The Original Harlem Globetrotters are appearing in more than 250 cities during their 2017-2018 tour, and fortunately, four cities in Northeast Ohio were among them.

Fans got to see the the high-flying team play in Cleveland, Canton, Youngstown and Wooster after they kicked-off their North American tour in December.

The American Red Cross is the official charity of the Globetrotters, and during many of the games, fans got the chance to help provide critical funding for disaster relief, as Red Cross volunteers went out into the crowd to “Pass the Bucket.”

Donations made at Globetrotters games will help the Red Cross assist residents in local communities when they experience a disaster, like a home fire.  Our disaster workers, most of them volunteers, respond to about 64,000 disasters a year – the vast majority of them home fires.

The partnership between the Globetrotters and the Red Cross is part of the team’s “Great Assist” initiative. They pledge to spread 100 million smiles over the next 10 years with smiles, sportsmanship and service.

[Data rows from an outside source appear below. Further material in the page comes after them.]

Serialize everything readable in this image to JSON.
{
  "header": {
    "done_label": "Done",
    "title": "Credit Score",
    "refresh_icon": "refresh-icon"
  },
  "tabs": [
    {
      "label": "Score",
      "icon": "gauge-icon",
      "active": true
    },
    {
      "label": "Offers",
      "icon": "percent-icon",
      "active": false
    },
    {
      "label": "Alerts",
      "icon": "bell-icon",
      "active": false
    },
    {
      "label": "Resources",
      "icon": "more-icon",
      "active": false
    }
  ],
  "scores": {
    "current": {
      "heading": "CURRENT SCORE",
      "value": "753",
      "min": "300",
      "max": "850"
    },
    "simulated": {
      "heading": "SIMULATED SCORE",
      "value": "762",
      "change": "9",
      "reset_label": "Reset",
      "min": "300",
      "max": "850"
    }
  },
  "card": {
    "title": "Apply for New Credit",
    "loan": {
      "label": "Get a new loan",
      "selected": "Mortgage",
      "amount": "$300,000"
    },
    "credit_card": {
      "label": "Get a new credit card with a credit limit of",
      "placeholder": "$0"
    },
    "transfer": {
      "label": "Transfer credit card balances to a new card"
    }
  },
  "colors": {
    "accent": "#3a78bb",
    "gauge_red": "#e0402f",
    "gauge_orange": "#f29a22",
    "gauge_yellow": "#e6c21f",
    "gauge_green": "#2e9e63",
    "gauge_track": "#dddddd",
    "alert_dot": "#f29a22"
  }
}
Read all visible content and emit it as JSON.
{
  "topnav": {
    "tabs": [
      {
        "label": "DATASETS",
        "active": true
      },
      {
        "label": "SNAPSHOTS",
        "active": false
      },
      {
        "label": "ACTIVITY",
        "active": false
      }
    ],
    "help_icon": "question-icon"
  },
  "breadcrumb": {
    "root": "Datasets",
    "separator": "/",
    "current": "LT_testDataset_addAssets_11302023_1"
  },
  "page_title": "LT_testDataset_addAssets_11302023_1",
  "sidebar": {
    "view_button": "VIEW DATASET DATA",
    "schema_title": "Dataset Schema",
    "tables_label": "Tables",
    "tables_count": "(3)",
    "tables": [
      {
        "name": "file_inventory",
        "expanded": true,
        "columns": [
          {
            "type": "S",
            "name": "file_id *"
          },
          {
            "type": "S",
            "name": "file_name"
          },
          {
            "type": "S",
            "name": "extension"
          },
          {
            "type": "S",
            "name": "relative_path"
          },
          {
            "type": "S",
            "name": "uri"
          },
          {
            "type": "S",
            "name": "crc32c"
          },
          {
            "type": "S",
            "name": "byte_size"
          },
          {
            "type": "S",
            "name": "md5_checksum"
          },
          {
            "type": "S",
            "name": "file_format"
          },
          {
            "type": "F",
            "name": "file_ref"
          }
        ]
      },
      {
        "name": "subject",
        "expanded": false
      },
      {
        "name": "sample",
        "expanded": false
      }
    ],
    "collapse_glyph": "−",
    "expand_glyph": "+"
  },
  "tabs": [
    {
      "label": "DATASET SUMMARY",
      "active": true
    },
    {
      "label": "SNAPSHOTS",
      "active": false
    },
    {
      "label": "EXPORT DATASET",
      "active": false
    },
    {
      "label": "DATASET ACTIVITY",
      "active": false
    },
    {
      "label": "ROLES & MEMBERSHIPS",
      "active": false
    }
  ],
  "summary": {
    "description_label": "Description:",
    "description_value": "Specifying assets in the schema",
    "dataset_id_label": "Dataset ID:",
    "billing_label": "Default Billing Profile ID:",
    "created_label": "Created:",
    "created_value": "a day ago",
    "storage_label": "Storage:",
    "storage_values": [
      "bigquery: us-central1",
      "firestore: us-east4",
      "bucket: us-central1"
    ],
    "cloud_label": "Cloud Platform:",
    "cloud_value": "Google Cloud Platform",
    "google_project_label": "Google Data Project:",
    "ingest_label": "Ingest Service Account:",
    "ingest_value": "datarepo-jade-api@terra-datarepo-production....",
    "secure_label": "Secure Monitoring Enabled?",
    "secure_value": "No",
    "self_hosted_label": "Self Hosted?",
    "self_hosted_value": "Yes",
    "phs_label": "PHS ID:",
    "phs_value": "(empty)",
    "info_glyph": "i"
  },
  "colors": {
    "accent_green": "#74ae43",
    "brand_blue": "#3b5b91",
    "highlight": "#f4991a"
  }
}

See more photos of Red Cross volunteers enjoying the Globetrotters and passing the bucket by clicking here.